With Judith Ortiz Cofer, I edited a book of essays about the obstacles that women writers faced: Sleeping With One Eye Open: Women Writers and the Art of Survival, U of Georgia Press, 1996. My essay was about surviving Rutgers!

I have been teaching at the University of Tennessee since 1981. When I arrived here, I met my husband, Lou Gross, a nice Jewish boy from Philadelphia. He directs NimBios, the National Institute for Math and Biological Sciences. Our daughter, Heather, lives in Atlanta with her husband, Mark Hanselman. She's the best copy editor I know and Mark is an engineer. They rescue animals.  (Right: Marilyn Kallet, daughter Heather, and husband Lou Gross.  Copyright granted by Marilyn Kallet.) 

Ode to Disappointment

“Dear Marilyn,
The committee has decided
not to fund your Professional Development
proposal.  We think you are already developed.
Other applications have risen to the top,
like chicken fat on cooling soup.
Other applicants may be newer,
less developed, but more promising,
more professional. Poetry
is not professional. Poetry sits alone in a dark
room and who knows what it does?
We suspect it touches itself.
You don’t need a grant to write poetry.
All you need is a pen and a bottle.
Cheap swill. Think Bukowski,
We never offered him a dime.
Or Keats. We did not fund him. He mined his own
sources. You can find your own cash. Your husband,
for example, got the best raise ever this year,
because he scares us. We don’t mean he’s violent,
just that he never shuts up and his criticisms
are professionally developed. So go home and
sleep with your rich dick, we mean your spouse.
See how that works out. We have faith in your
ability to surmount us.”


Elizabeth Bishop

Black Widow Press Facebook Page

Black Widow Press Web Page

Judith Ortiz Cofer

Marilyn Kallet’s Facebook Page

Marilyn Kallet’s Web Page

John Keats Web Page

Robert Lowell Facebook

Pablo Neruda’s Facebook Page
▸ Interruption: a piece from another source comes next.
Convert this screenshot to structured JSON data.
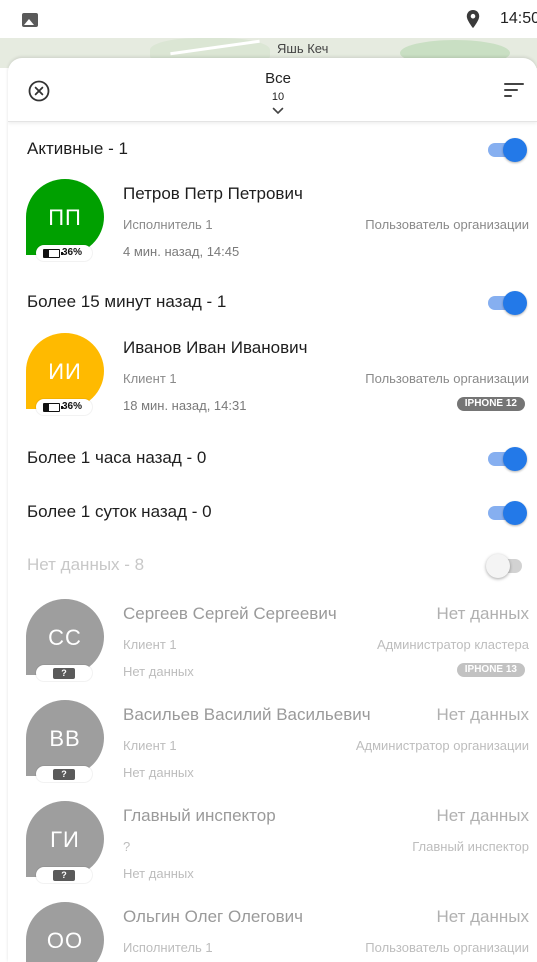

Plume Anthology Web Page

Rutgers Web Page

William Shakespeare Web Page

Sleeping With One Eye Open:  Women Writers and the Art of Survival

Tufts University

The University of Georgia Press

The University of Tennessee

Virginia Center for the Creative Arts



BACKSTORY OF THE POEM LINKS 

001  December 29, 2017
Margo Berdeshevksy’s “12-24”

002  January 08, 2018
Alexis Rhone Fancher’s “82 Miles From the Beach, We Order The Lobster At Clear Lake Café”

003 January 12, 2018
Barbara Crooker’s “Orange”

004 January 22, 2018
Sonia Saikaley’s “Modern Matsushima”

005 January 29, 2018
Ellen Foos’s “Side Yard”

006 February 03, 2018 
Susan Sundwall’s “The Ringmaster”

007 February 09, 2018 
Leslea Newman’s “That Night”

008 February 17, 2018
Alexis Rhone Fancher “June Fairchild Isn’t Dead”

009 February 24, 2018
Charles Clifford Brooks III “The Gift of the Year With Granny”

010 March 03, 2018
Scott Thomas Outlar’s “The Natural Reflection of Your Palms”

011 March 10, 2018
Anya Francesca Jenkins’s “After Diane Beatty’s Photograph “History Abandoned”

012  March 17, 2018
Angela Narciso Torres’s “What I Learned This Week”

013 March 24, 2018
Jan Steckel’s “Holiday On ICE”

014 March 31, 2018
Ibrahim Honjo’s “Colors”

015 April 14, 2018